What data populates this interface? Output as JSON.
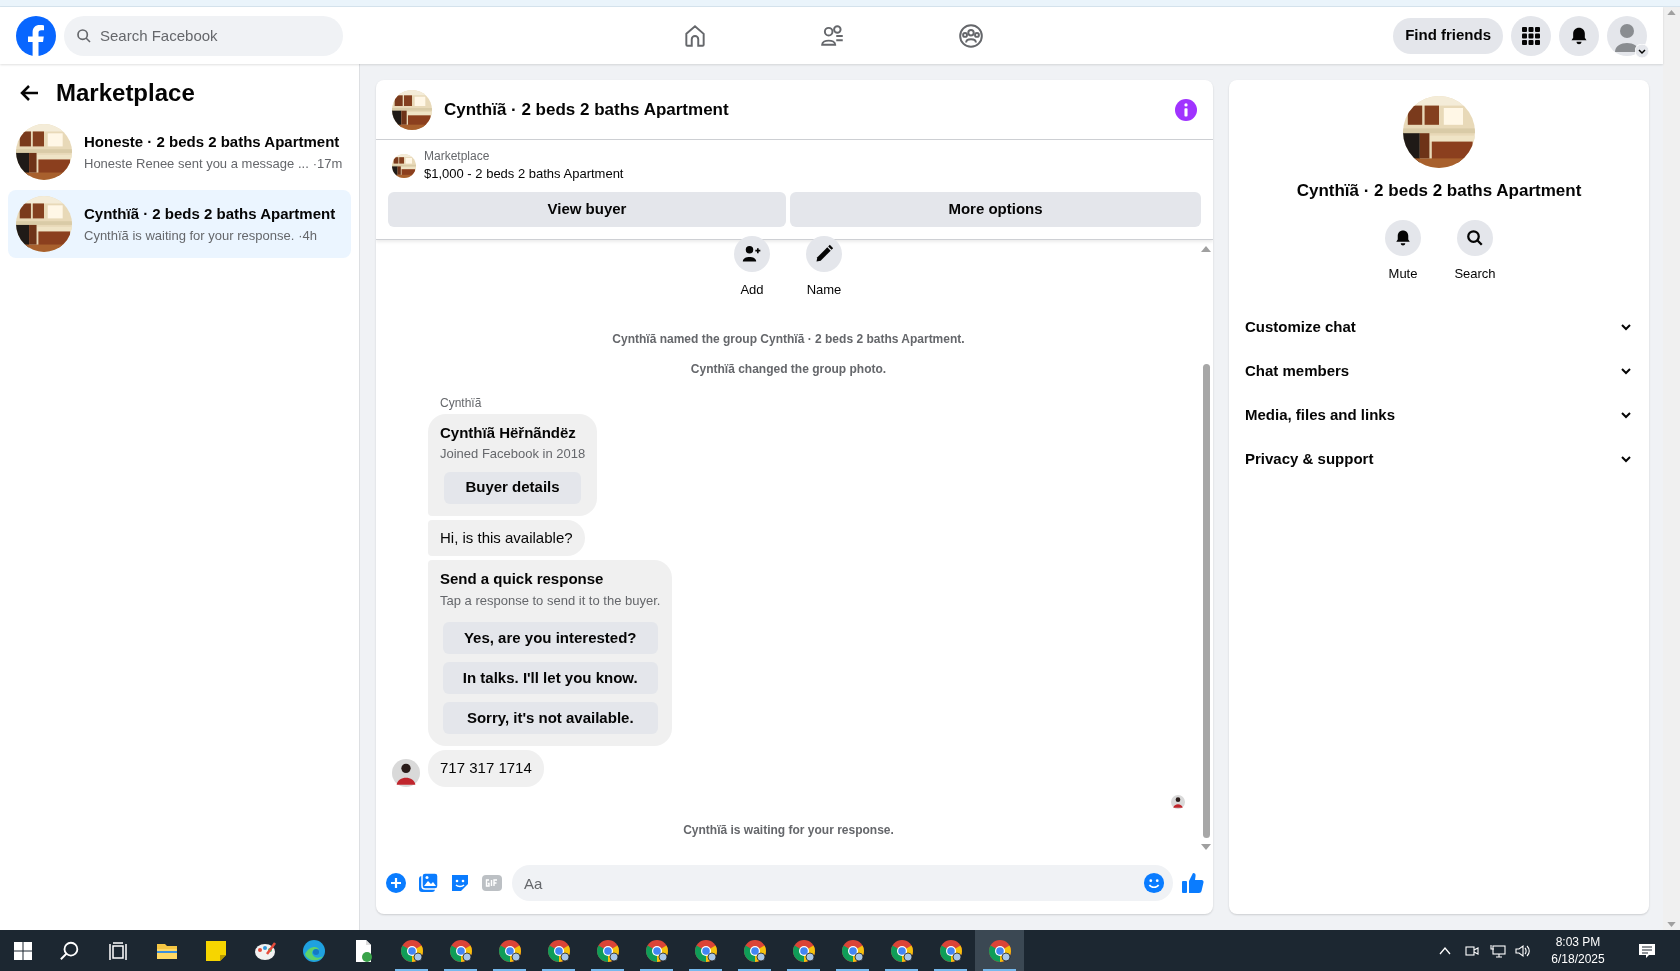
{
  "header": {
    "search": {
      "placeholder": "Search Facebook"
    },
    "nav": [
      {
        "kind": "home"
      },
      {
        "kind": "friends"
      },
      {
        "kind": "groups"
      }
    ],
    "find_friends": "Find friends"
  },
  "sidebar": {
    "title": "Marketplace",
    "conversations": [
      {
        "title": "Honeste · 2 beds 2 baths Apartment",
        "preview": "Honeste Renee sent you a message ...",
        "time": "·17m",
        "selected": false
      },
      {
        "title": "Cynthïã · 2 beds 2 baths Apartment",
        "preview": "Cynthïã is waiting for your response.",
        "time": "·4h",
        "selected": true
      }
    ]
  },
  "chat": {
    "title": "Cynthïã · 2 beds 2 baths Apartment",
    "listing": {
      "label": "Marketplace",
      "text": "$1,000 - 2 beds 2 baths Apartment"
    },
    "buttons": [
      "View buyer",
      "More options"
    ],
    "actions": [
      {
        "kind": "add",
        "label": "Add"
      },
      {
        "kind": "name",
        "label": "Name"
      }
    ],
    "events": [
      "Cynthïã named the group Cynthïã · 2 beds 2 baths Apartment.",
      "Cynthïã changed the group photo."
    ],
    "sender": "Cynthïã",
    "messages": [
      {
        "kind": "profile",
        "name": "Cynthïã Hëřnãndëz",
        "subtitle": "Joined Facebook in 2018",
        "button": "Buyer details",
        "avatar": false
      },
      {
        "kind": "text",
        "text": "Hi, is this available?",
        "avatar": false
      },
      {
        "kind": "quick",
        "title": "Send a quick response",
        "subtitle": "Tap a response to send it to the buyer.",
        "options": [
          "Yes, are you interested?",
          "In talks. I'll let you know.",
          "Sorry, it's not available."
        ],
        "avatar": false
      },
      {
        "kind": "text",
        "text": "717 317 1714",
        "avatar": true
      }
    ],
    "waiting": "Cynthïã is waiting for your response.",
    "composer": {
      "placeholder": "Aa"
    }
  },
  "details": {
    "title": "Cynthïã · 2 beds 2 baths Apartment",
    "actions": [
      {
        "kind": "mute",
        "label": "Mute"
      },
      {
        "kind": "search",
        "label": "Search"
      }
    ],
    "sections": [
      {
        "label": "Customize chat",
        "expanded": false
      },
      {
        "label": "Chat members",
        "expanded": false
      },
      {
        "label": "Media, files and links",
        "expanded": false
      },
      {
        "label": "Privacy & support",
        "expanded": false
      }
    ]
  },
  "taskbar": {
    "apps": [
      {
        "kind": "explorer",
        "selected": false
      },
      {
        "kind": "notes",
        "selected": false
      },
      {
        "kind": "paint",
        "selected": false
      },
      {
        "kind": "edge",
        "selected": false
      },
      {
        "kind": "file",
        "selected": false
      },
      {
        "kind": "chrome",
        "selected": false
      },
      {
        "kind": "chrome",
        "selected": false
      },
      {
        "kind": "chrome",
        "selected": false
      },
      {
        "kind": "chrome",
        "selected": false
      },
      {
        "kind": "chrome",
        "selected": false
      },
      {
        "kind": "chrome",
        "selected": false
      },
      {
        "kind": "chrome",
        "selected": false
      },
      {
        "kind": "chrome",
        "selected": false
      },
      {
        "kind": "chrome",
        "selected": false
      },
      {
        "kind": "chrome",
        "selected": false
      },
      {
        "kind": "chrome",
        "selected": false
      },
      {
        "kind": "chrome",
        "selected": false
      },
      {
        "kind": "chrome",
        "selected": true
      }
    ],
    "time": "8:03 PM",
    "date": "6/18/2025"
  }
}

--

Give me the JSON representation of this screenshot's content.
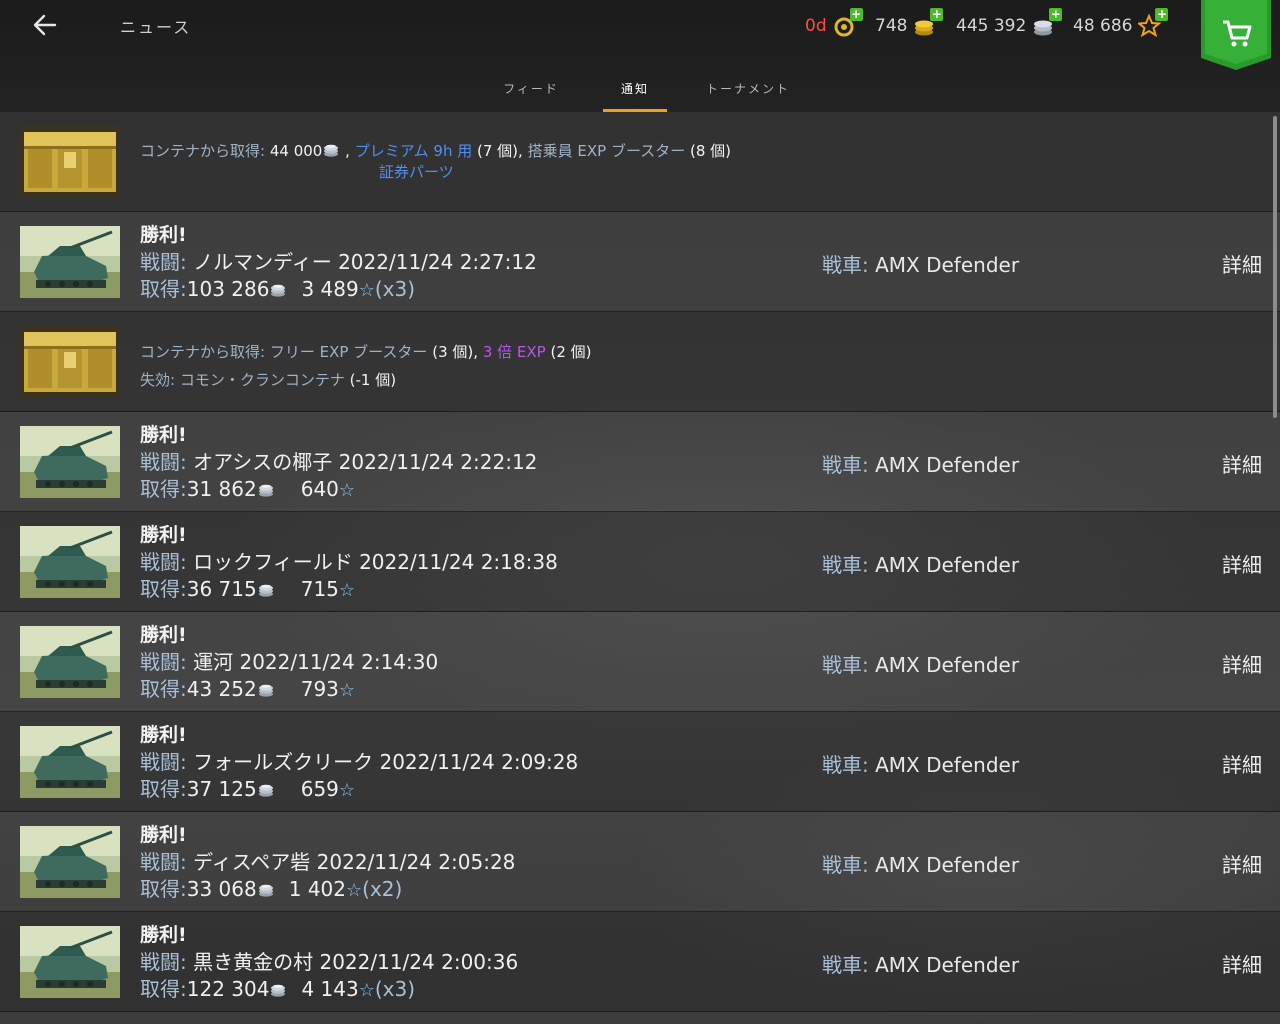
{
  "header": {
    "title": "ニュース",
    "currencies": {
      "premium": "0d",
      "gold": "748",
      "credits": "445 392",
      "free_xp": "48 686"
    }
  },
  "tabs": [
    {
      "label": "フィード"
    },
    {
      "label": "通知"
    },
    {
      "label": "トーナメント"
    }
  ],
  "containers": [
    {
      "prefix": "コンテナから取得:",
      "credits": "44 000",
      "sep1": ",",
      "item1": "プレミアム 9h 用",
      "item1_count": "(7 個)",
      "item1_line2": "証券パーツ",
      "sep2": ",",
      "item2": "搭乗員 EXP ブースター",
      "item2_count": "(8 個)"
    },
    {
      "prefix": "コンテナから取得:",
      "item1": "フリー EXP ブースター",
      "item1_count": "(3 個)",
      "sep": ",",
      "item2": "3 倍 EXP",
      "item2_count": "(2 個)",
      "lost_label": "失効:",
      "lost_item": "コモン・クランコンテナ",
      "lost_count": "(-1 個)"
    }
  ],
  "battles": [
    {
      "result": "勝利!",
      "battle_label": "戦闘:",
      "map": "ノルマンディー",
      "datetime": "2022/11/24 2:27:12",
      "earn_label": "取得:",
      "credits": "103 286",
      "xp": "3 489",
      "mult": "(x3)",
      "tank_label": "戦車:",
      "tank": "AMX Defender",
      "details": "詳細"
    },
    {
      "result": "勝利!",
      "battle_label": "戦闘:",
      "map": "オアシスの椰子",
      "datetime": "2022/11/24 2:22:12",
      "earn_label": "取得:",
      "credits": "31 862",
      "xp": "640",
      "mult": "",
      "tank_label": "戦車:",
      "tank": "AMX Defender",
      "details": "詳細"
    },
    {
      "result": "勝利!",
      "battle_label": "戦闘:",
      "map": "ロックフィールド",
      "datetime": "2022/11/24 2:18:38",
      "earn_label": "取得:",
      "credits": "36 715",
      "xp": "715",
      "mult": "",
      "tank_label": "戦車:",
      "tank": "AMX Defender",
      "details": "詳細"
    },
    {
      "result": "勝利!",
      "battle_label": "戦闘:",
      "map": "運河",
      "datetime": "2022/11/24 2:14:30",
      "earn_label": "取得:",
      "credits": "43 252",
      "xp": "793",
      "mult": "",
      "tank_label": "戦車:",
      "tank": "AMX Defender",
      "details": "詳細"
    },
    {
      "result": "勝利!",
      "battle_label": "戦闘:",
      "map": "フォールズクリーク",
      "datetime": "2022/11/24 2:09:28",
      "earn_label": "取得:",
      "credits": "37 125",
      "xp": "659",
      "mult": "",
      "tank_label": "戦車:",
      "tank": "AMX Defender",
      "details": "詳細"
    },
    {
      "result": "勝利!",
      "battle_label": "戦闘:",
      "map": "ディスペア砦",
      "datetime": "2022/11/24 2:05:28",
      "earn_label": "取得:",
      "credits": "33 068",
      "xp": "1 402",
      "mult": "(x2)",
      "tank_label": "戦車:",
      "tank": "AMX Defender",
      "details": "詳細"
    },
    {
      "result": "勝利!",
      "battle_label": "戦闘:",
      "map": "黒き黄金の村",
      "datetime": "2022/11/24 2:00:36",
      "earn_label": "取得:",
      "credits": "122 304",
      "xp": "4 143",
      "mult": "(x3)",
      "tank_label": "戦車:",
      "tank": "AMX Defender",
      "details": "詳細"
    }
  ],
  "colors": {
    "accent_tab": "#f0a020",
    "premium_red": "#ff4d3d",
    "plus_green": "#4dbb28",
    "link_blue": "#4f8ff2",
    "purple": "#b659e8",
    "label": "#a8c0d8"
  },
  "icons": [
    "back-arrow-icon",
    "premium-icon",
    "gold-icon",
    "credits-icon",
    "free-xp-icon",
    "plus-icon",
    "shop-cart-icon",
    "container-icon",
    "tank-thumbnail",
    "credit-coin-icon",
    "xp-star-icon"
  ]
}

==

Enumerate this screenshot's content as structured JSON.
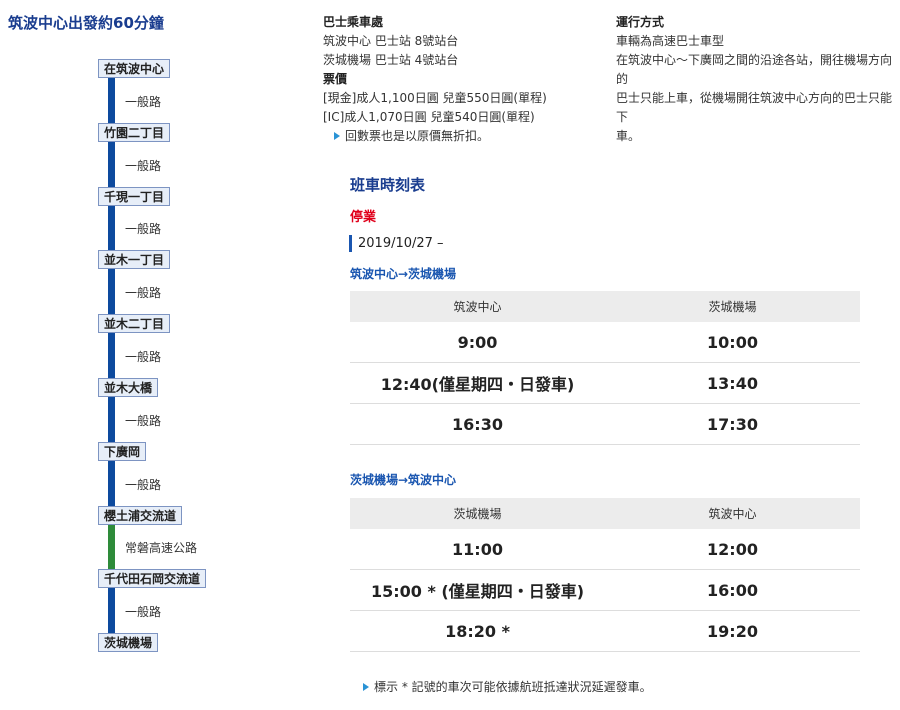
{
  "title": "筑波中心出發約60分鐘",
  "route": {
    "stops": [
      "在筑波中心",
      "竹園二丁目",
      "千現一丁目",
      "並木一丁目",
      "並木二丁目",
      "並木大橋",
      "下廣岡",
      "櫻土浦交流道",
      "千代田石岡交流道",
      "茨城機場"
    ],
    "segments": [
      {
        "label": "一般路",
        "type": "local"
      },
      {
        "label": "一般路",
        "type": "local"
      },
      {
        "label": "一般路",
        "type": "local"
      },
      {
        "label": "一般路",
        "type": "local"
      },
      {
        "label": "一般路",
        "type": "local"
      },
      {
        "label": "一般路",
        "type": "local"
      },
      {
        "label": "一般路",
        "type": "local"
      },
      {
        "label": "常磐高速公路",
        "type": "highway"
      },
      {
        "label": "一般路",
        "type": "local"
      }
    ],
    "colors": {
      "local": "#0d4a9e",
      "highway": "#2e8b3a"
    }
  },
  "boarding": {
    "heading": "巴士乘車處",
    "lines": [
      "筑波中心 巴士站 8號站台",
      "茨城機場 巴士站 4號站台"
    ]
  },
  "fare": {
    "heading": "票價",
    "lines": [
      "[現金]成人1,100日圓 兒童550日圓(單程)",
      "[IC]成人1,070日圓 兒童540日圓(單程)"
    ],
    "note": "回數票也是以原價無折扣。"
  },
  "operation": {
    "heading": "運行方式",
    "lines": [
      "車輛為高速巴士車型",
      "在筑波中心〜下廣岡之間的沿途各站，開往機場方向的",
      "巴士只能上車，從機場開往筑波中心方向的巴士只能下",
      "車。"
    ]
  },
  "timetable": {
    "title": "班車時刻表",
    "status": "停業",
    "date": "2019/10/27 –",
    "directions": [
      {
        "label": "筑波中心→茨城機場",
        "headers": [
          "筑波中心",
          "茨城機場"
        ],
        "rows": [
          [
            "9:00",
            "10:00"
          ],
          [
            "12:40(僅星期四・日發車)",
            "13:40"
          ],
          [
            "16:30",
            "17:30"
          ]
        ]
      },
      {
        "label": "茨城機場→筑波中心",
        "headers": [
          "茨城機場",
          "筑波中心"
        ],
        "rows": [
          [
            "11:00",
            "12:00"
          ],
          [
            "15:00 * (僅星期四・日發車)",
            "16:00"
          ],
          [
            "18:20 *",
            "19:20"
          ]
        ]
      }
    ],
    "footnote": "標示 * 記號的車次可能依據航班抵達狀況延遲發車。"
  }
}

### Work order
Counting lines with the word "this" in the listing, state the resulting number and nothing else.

### Your solution
4